like insulation against hot or cold weather while the outer coat
offer protection against the elements.
Appearance: Sturdily built body. Rectangular shaped head
which has bushy eyebrows covering the dark oval shaped eyes. Ears
hang to the side of the head. Tail was usually docked but now left
The exact origins & the history
of the Schnauzer is not so clear, while the histories of the Miniatures
and the Giants are probably better understood. The most widely held
belief is that the Schnauzer was once called the Wire Haired Pinscher.
The story of the Wire Haired Pinscher and the Schnauzer starts in,
about the fourteenth century and around that part of Europe we now
know as the Austrian Tyrol. Dogs were used in this mountainous region
by local folk, mainly shepherds, who brought together several breeds
to help them with their flocks and for other general purposes associated
with that agrarian lifestyle.
These dogs were used to herd flocks, guard the flocks and homes
from predators of all kinds, and control vermin. Eventually the
dogs of the Tyrol found there way to Wurttemberg and Southern Bavaria
in the fifteenth century: again working cattle and guarding farmer
and merchantís property. These dogs grew in popularity in the fifteenth
& sixteenth century as tradesmen & merchants used the breed
to protect their wagons as they traveled the countryside. These
hardy, reliable guard dogs were of a size not to take up too much
space in the wagon, but were fierce enough to scare away robbers.
The farmers of Germany relied on the Schnauzer to protect their
families. Young children would be watched over by the dogs while
the older family members worked elsewhere on the property. This
earned them the nickname of the "kinder watcher" or childminder.
The modern Schnauzers are not well known for their special abilities
but they have been very successfully trained for Scenting, Tracking,
Herding, and Police Work etc. Versatile and Adaptive are accurate
Sometimes called by fanciers as "the dog with he human brain", the
mind of the Schnauzer does not develop well in kennel situations.
He thrives best on close interaction with his human family. Schnauzers
need proper outlets for their above average intelligence that only
living as a family dog provides. The breed has a very clever, inquisitive,
creative and sometimes stubbornly determined mind. When raised properly
the Schnauzer makes an affectionate friend and confidant for children.
To his family he extremely loyal, playful and can have an interesting
sense of humour.

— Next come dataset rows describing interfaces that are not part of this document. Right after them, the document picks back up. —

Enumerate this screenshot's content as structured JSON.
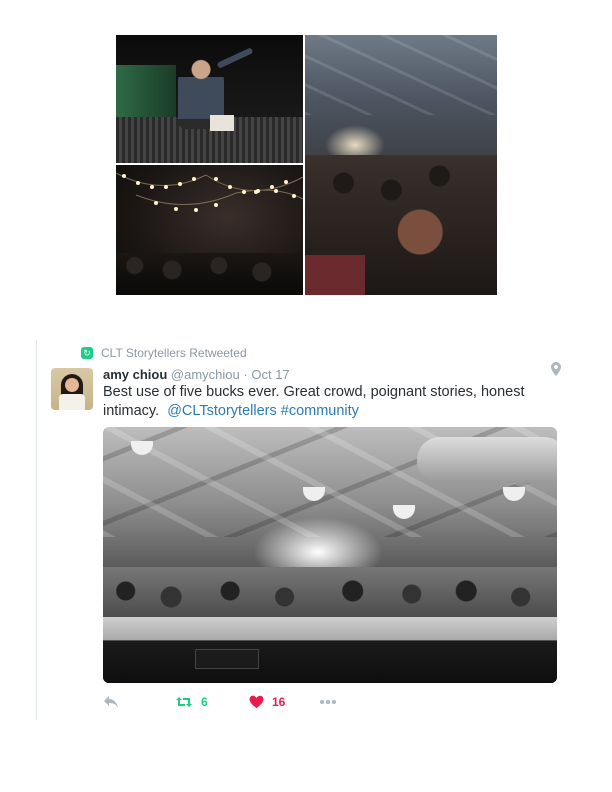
{
  "retweet_context": {
    "text": "CLT Storytellers Retweeted",
    "icon": "retweet-icon"
  },
  "tweet": {
    "author_name": "amy chiou",
    "author_handle": "@amychiou",
    "separator": "·",
    "date": "Oct 17",
    "text_main": "Best use of five bucks ever. Great crowd, poignant stories, honest intimacy.",
    "mention": "@CLTstorytellers",
    "hashtag": "#community",
    "location_icon": "map-pin-icon"
  },
  "actions": {
    "reply": {
      "icon": "reply-icon"
    },
    "retweet": {
      "icon": "retweet-icon",
      "count": "6"
    },
    "like": {
      "icon": "heart-icon",
      "count": "16"
    },
    "more": {
      "icon": "more-dots-icon"
    }
  },
  "colors": {
    "link": "#2b7bb9",
    "retweet_green": "#19cf86",
    "like_red": "#e81c4f",
    "muted": "#8899a6"
  }
}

They can also fit in well with young families and
with less active older people.
The owner of a Schnauzer kept strictly as a companion and family
pet has two options as to grooming. The first and easiest option
is to take the dog to your local groomer and have them 'machine
clip' the coat. This should be done every six to eight weeks and
is fastest and easiest. However, clipping makes the coat much softer
every time it is done, the characteristic pepper and salt colour
fades out and black dogs lose their shine. The second option is
'hand-strip' the topcoat, doing it yourself or finding an experienced
handler or breeder that is willing to do it for you. Hand stripping
preserves the natural harsh coat and maintains the original colour.
It is essential for a dog that is to be shown and will require maintenance
at least twice per week.
regular exercise is needed, daily walks and off lead runs to keep
them fit and happy. They also love the water so swimming would be
This breed is generally sound. For Diet and other general dog health
information on this breed
reading: -"Standard Schnauzer" by Barbara M. Dille. TFH Publications,
TFH Plaza, Third & Union Aves., Neptune City, NJ 07753 USA